An opening is formed at the tip end of the bag 14. A capillary tube 15 of extremely small diameter is connected to the opening. The length and the inner diameter of the tube 15 should be determined according to required attenuation in dynamic pressure. The exhaled air passage 19 is comprised of the branched out pipe 13, the bag 14 and the capillary tube 15. On the tip end of the capillary tube 15 is connected a static pressure discharge valve 16. A connecting end portion 16b is formed on one side of a case 16a of the valve 16 to communicate to the capillary tube 15 while a hole 16c is bored on the other side to communicate to outer atmosphere.

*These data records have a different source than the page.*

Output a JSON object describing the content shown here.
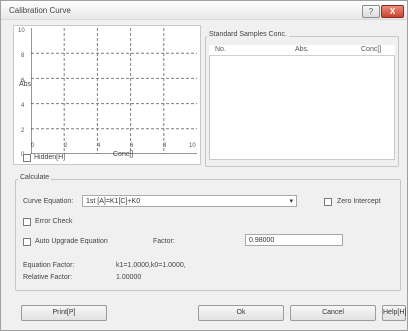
{
  "window": {
    "title": "Calibration Curve",
    "help_button": "?",
    "close_button": "X"
  },
  "chart_panel": {
    "y_axis_label": "Abs",
    "x_axis_label": "Conc[]",
    "y_ticks": [
      "10",
      "8",
      "6",
      "4",
      "2",
      "0"
    ],
    "x_ticks": [
      "0",
      "2",
      "4",
      "6",
      "8",
      "10"
    ],
    "hidden_checkbox_label": "Hidden[H]",
    "hidden_checked": false
  },
  "chart_data": {
    "type": "scatter",
    "xlim": [
      0,
      10
    ],
    "ylim": [
      0,
      10
    ],
    "grid": true,
    "series": []
  },
  "standard_samples": {
    "group_title": "Standard Samples Conc.",
    "columns": [
      "No.",
      "Abs.",
      "Conc[]"
    ],
    "rows": []
  },
  "calculate": {
    "group_title": "Calculate",
    "curve_equation_label": "Curve Equation:",
    "curve_equation_value": "1st [A]=K1[C]+K0",
    "zero_intercept_label": "Zero Intercept",
    "error_check_label": "Error Check",
    "auto_upgrade_label": "Auto Upgrade Equation",
    "factor_label": "Factor:",
    "factor_value": "0.98000",
    "equation_factor_label": "Equation Factor:",
    "equation_factor_value": "k1=1.0000,k0=1.0000,",
    "relative_factor_label": "Relative Factor:",
    "relative_factor_value": "1.00000"
  },
  "buttons": {
    "print": "Print[P]",
    "ok": "Ok",
    "cancel": "Cancel",
    "help": "Help[H]"
  }
}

A valve seat 16d is formed on the side of the portion 16b in the case 16a and a valve main body 17 is seated upon the valve seat 16d being urged by a spring 18. The spring force of the spring 18 is set so that when a pressure applied on the valve main body 17 exceeds a predetermined value, the valve body 17 is allowed to be pushed down to separate from the valve seat 16d.
The operation of the above described embodiment of the invention will now be described.
The respiration dynamic pressure which is generated by breathing in exhalation system attenuates due to the resistance encountered while the exhaled air is being passed through the branched out exhaled air passage 19 comprising the pipe 3, the pipe 13, the bag 14 and the capillary tube 15. As a result, substantially only static pressure is applied onto the valve body 17 of the static discharge valve 16. When this static pressure exceeds a predetermined value, the valve body 17 overcomes the spring pressure of the spring 18 to move away from the valve seat so that a part of the gas inside the exhalation system is discharged to outside via the hole 16c of the valve 16. When the static pressure goes down below the predetermined value, the valve 16 closes.
As will be apparent from the foregoing description, in the pressure existing within the exhalation system, the respiratory dynamic pressure component which is generated by breathing is substantially attenuated and removed so that substantially static pressure component alone is applied to the static pressure discharge valve. It is capable therefore of discharging the static pressure component alone to outside to thereby prevent excessive increase in static pressure as well as of maintaining the function of the breathing bag 8 at normal condition. The device can therefore prevent excessive increase of the oxygen concentration within the inhaled air. The result of an experiment shows that the device can maintain the concentration of oxygen at or below 40%.
Although the branched out exhaled air passage 19 is comprised of the branched out pipe 13, the bag 14, and the capillary tube 15 in the above embodiment, the passage is not limited to this construction. For instance, a capillary and long tube may be branched out from the pipe 3 in the form of a coil to form an exhaled air passage. Any suitable form may be adapted so long as the tube is provided with a resistance sufficient to attenuate the respiratory dynamic pressure either before or after the exhaled air passes through the static pressure discharge valve 16. The static pressure discharge valve 16 is not limited to the one shown in FIG. 2 but may be of any construction so long as it can be opened with a pressure exceeding the predetermined value to let out the gas.